**TASK INPUTS:**
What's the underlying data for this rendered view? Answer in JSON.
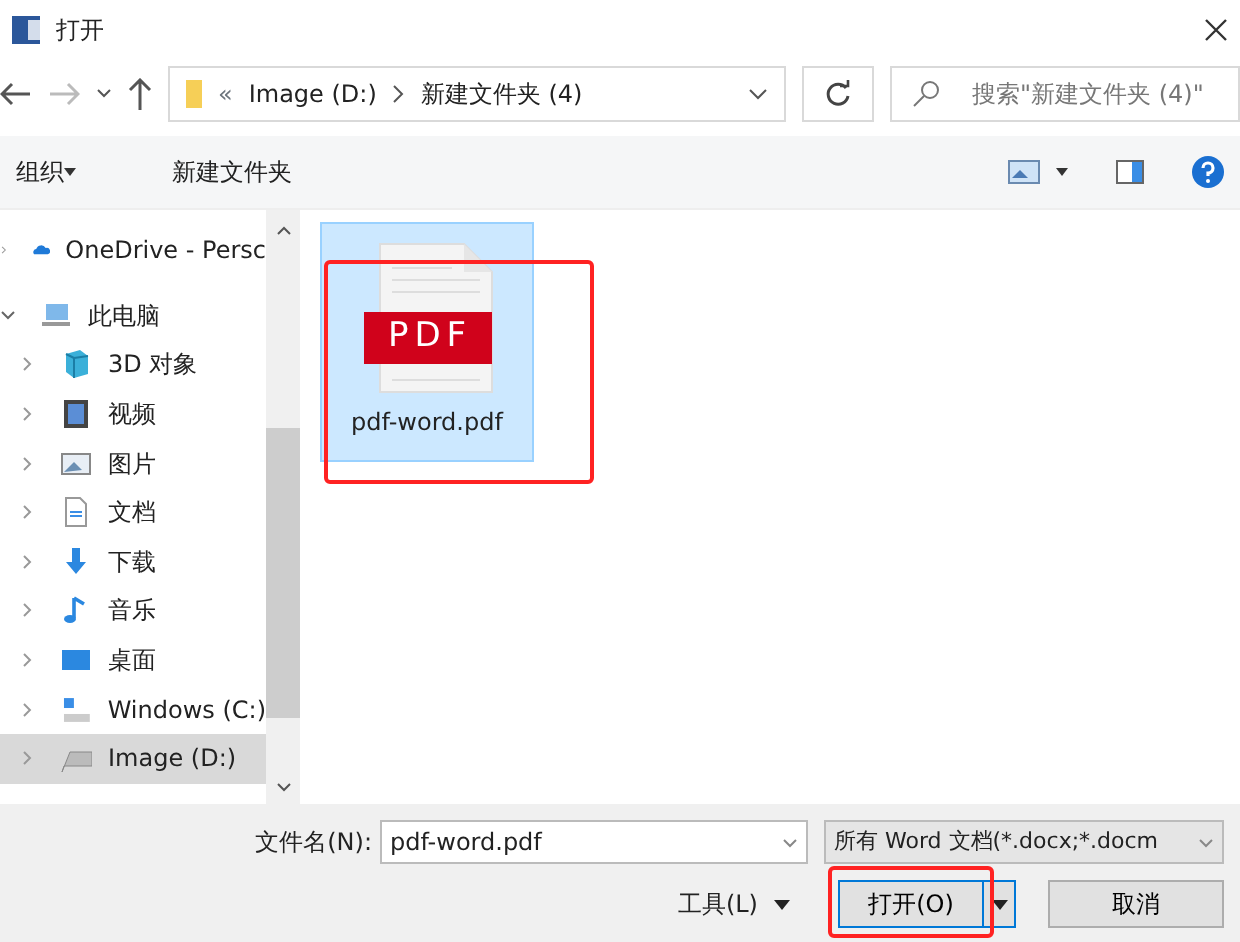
{
  "window": {
    "title": "打开"
  },
  "address": {
    "overflow": "«",
    "segments": [
      "Image (D:)",
      "新建文件夹 (4)"
    ]
  },
  "search": {
    "placeholder": "搜索\"新建文件夹 (4)\""
  },
  "toolbar": {
    "organize": "组织",
    "new_folder": "新建文件夹"
  },
  "sidebar": {
    "items": [
      {
        "label": "OneDrive - Persc",
        "expanded": false,
        "selected": false
      },
      {
        "label": "此电脑",
        "expanded": true,
        "selected": false,
        "children": [
          {
            "label": "3D 对象",
            "expanded": false,
            "selected": false
          },
          {
            "label": "视频",
            "expanded": false,
            "selected": false
          },
          {
            "label": "图片",
            "expanded": false,
            "selected": false
          },
          {
            "label": "文档",
            "expanded": false,
            "selected": false
          },
          {
            "label": "下载",
            "expanded": false,
            "selected": false
          },
          {
            "label": "音乐",
            "expanded": false,
            "selected": false
          },
          {
            "label": "桌面",
            "expanded": false,
            "selected": false
          },
          {
            "label": "Windows  (C:)",
            "expanded": false,
            "selected": false
          },
          {
            "label": "Image (D:)",
            "expanded": false,
            "selected": true
          }
        ]
      }
    ]
  },
  "files": [
    {
      "name": "pdf-word.pdf",
      "badge": "PDF",
      "selected": true,
      "annotated": true
    }
  ],
  "bottom": {
    "filename_label": "文件名(N):",
    "filename": "pdf-word.pdf",
    "filter": "所有 Word 文档(*.docx;*.docm",
    "tools": "工具(L)",
    "open": "打开(O)",
    "open_annotated": true,
    "cancel": "取消"
  }
}
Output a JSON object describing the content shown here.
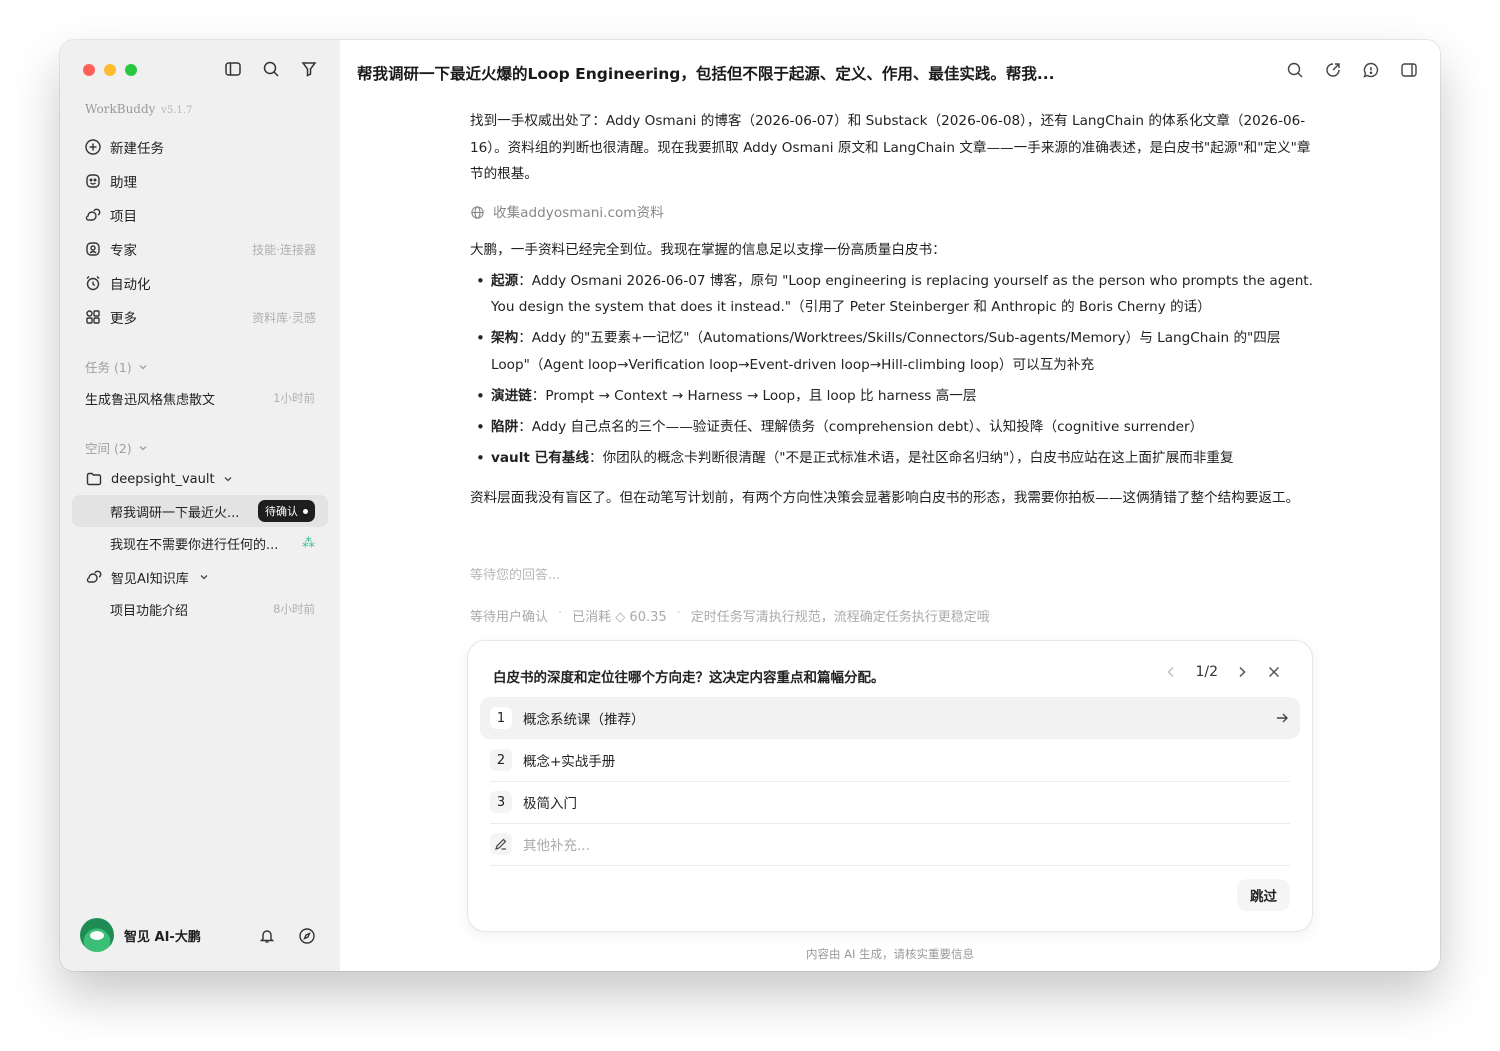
{
  "app": {
    "name": "WorkBuddy",
    "version": "v5.1.7"
  },
  "sidebar": {
    "nav": [
      {
        "label": "新建任务",
        "hint": "",
        "icon": "plus-circle-icon"
      },
      {
        "label": "助理",
        "hint": "",
        "icon": "assistant-icon"
      },
      {
        "label": "项目",
        "hint": "",
        "icon": "project-icon"
      },
      {
        "label": "专家",
        "hint": "技能·连接器",
        "icon": "expert-icon"
      },
      {
        "label": "自动化",
        "hint": "",
        "icon": "alarm-clock-icon"
      },
      {
        "label": "更多",
        "hint": "资料库·灵感",
        "icon": "grid-icon"
      }
    ],
    "tasks_header": "任务 (1)",
    "tasks": [
      {
        "title": "生成鲁迅风格焦虑散文",
        "time": "1小时前"
      }
    ],
    "spaces_header": "空间 (2)",
    "spaces": [
      {
        "name": "deepsight_vault",
        "items": [
          {
            "title": "帮我调研一下最近火...",
            "badge": "待确认"
          },
          {
            "title": "我现在不需要你进行任何的..."
          }
        ]
      },
      {
        "name": "智见AI知识库",
        "items": [
          {
            "title": "项目功能介绍",
            "time": "8小时前"
          }
        ]
      }
    ],
    "user": {
      "name": "智见 AI-大鹏"
    }
  },
  "main": {
    "title": "帮我调研一下最近火爆的Loop Engineering，包括但不限于起源、定义、作用、最佳实践。帮我...",
    "para1": "找到一手权威出处了：Addy Osmani 的博客（2026-06-07）和 Substack（2026-06-08），还有 LangChain 的体系化文章（2026-06-16）。资料组的判断也很清醒。现在我要抓取 Addy Osmani 原文和 LangChain 文章——一手来源的准确表述，是白皮书\"起源\"和\"定义\"章节的根基。",
    "tool_call": "收集addyosmani.com资料",
    "para2": "大鹏，一手资料已经完全到位。我现在掌握的信息足以支撑一份高质量白皮书：",
    "bullets": [
      {
        "label": "起源",
        "text": "：Addy Osmani 2026-06-07 博客，原句 \"Loop engineering is replacing yourself as the person who prompts the agent. You design the system that does it instead.\"（引用了 Peter Steinberger 和 Anthropic 的 Boris Cherny 的话）"
      },
      {
        "label": "架构",
        "text": "：Addy 的\"五要素+一记忆\"（Automations/Worktrees/Skills/Connectors/Sub-agents/Memory）与 LangChain 的\"四层 Loop\"（Agent loop→Verification loop→Event-driven loop→Hill-climbing loop）可以互为补充"
      },
      {
        "label": "演进链",
        "text": "：Prompt → Context → Harness → Loop，且 loop 比 harness 高一层"
      },
      {
        "label": "陷阱",
        "text": "：Addy 自己点名的三个——验证责任、理解债务（comprehension debt）、认知投降（cognitive surrender）"
      },
      {
        "label": "vault 已有基线",
        "text": "：你团队的概念卡判断很清醒（\"不是正式标准术语，是社区命名归纳\"），白皮书应站在这上面扩展而非重复"
      }
    ],
    "para3": "资料层面我没有盲区了。但在动笔写计划前，有两个方向性决策会显著影响白皮书的形态，我需要你拍板——这俩猜错了整个结构要返工。",
    "waiting": "等待您的回答...",
    "status": {
      "state": "等待用户确认",
      "cost": "已消耗 ◇ 60.35",
      "tip": "定时任务写清执行规范，流程确定任务执行更稳定哦"
    },
    "question": {
      "text": "白皮书的深度和定位往哪个方向走？这决定内容重点和篇幅分配。",
      "page": "1/2",
      "options": [
        {
          "num": "1",
          "label": "概念系统课（推荐）"
        },
        {
          "num": "2",
          "label": "概念+实战手册"
        },
        {
          "num": "3",
          "label": "极简入门"
        }
      ],
      "other_placeholder": "其他补充...",
      "skip": "跳过"
    },
    "footer": "内容由 AI 生成，请核实重要信息"
  }
}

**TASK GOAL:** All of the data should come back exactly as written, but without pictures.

**EXERCISE RESPONSE:**
What's the underlying data for this rendered view? Answer in JSON.
{
  "window": {
    "title": "打开"
  },
  "address": {
    "overflow": "«",
    "segments": [
      "Image (D:)",
      "新建文件夹 (4)"
    ]
  },
  "search": {
    "placeholder": "搜索\"新建文件夹 (4)\""
  },
  "toolbar": {
    "organize": "组织",
    "new_folder": "新建文件夹"
  },
  "sidebar": {
    "items": [
      {
        "label": "OneDrive - Persc",
        "expanded": false,
        "selected": false
      },
      {
        "label": "此电脑",
        "expanded": true,
        "selected": false,
        "children": [
          {
            "label": "3D 对象",
            "expanded": false,
            "selected": false
          },
          {
            "label": "视频",
            "expanded": false,
            "selected": false
          },
          {
            "label": "图片",
            "expanded": false,
            "selected": false
          },
          {
            "label": "文档",
            "expanded": false,
            "selected": false
          },
          {
            "label": "下载",
            "expanded": false,
            "selected": false
          },
          {
            "label": "音乐",
            "expanded": false,
            "selected": false
          },
          {
            "label": "桌面",
            "expanded": false,
            "selected": false
          },
          {
            "label": "Windows  (C:)",
            "expanded": false,
            "selected": false
          },
          {
            "label": "Image (D:)",
            "expanded": false,
            "selected": true
          }
        ]
      }
    ]
  },
  "files": [
    {
      "name": "pdf-word.pdf",
      "badge": "PDF",
      "selected": true,
      "annotated": true
    }
  ],
  "bottom": {
    "filename_label": "文件名(N):",
    "filename": "pdf-word.pdf",
    "filter": "所有 Word 文档(*.docx;*.docm",
    "tools": "工具(L)",
    "open": "打开(O)",
    "open_annotated": true,
    "cancel": "取消"
  }
}
Output a JSON object describing the content shown here.
{
  "app": {
    "name": "WorkBuddy",
    "version": "v5.1.7"
  },
  "sidebar": {
    "nav": [
      {
        "label": "新建任务",
        "hint": "",
        "icon": "plus-circle-icon"
      },
      {
        "label": "助理",
        "hint": "",
        "icon": "assistant-icon"
      },
      {
        "label": "项目",
        "hint": "",
        "icon": "project-icon"
      },
      {
        "label": "专家",
        "hint": "技能·连接器",
        "icon": "expert-icon"
      },
      {
        "label": "自动化",
        "hint": "",
        "icon": "alarm-clock-icon"
      },
      {
        "label": "更多",
        "hint": "资料库·灵感",
        "icon": "grid-icon"
      }
    ],
    "tasks_header": "任务 (1)",
    "tasks": [
      {
        "title": "生成鲁迅风格焦虑散文",
        "time": "1小时前"
      }
    ],
    "spaces_header": "空间 (2)",
    "spaces": [
      {
        "name": "deepsight_vault",
        "items": [
          {
            "title": "帮我调研一下最近火...",
            "badge": "待确认"
          },
          {
            "title": "我现在不需要你进行任何的..."
          }
        ]
      },
      {
        "name": "智见AI知识库",
        "items": [
          {
            "title": "项目功能介绍",
            "time": "8小时前"
          }
        ]
      }
    ],
    "user": {
      "name": "智见 AI-大鹏"
    }
  },
  "main": {
    "title": "帮我调研一下最近火爆的Loop Engineering，包括但不限于起源、定义、作用、最佳实践。帮我...",
    "para1": "找到一手权威出处了：Addy Osmani 的博客（2026-06-07）和 Substack（2026-06-08），还有 LangChain 的体系化文章（2026-06-16）。资料组的判断也很清醒。现在我要抓取 Addy Osmani 原文和 LangChain 文章——一手来源的准确表述，是白皮书\"起源\"和\"定义\"章节的根基。",
    "tool_call": "收集addyosmani.com资料",
    "para2": "大鹏，一手资料已经完全到位。我现在掌握的信息足以支撑一份高质量白皮书：",
    "bullets": [
      {
        "label": "起源",
        "text": "：Addy Osmani 2026-06-07 博客，原句 \"Loop engineering is replacing yourself as the person who prompts the agent. You design the system that does it instead.\"（引用了 Peter Steinberger 和 Anthropic 的 Boris Cherny 的话）"
      },
      {
        "label": "架构",
        "text": "：Addy 的\"五要素+一记忆\"（Automations/Worktrees/Skills/Connectors/Sub-agents/Memory）与 LangChain 的\"四层 Loop\"（Agent loop→Verification loop→Event-driven loop→Hill-climbing loop）可以互为补充"
      },
      {
        "label": "演进链",
        "text": "：Prompt → Context → Harness → Loop，且 loop 比 harness 高一层"
      },
      {
        "label": "陷阱",
        "text": "：Addy 自己点名的三个——验证责任、理解债务（comprehension debt）、认知投降（cognitive surrender）"
      },
      {
        "label": "vault 已有基线",
        "text": "：你团队的概念卡判断很清醒（\"不是正式标准术语，是社区命名归纳\"），白皮书应站在这上面扩展而非重复"
      }
    ],
    "para3": "资料层面我没有盲区了。但在动笔写计划前，有两个方向性决策会显著影响白皮书的形态，我需要你拍板——这俩猜错了整个结构要返工。",
    "waiting": "等待您的回答...",
    "status": {
      "state": "等待用户确认",
      "cost": "已消耗 ◇ 60.35",
      "tip": "定时任务写清执行规范，流程确定任务执行更稳定哦"
    },
    "question": {
      "text": "白皮书的深度和定位往哪个方向走？这决定内容重点和篇幅分配。",
      "page": "1/2",
      "options": [
        {
          "num": "1",
          "label": "概念系统课（推荐）"
        },
        {
          "num": "2",
          "label": "概念+实战手册"
        },
        {
          "num": "3",
          "label": "极简入门"
        }
      ],
      "other_placeholder": "其他补充...",
      "skip": "跳过"
    },
    "footer": "内容由 AI 生成，请核实重要信息"
  }
}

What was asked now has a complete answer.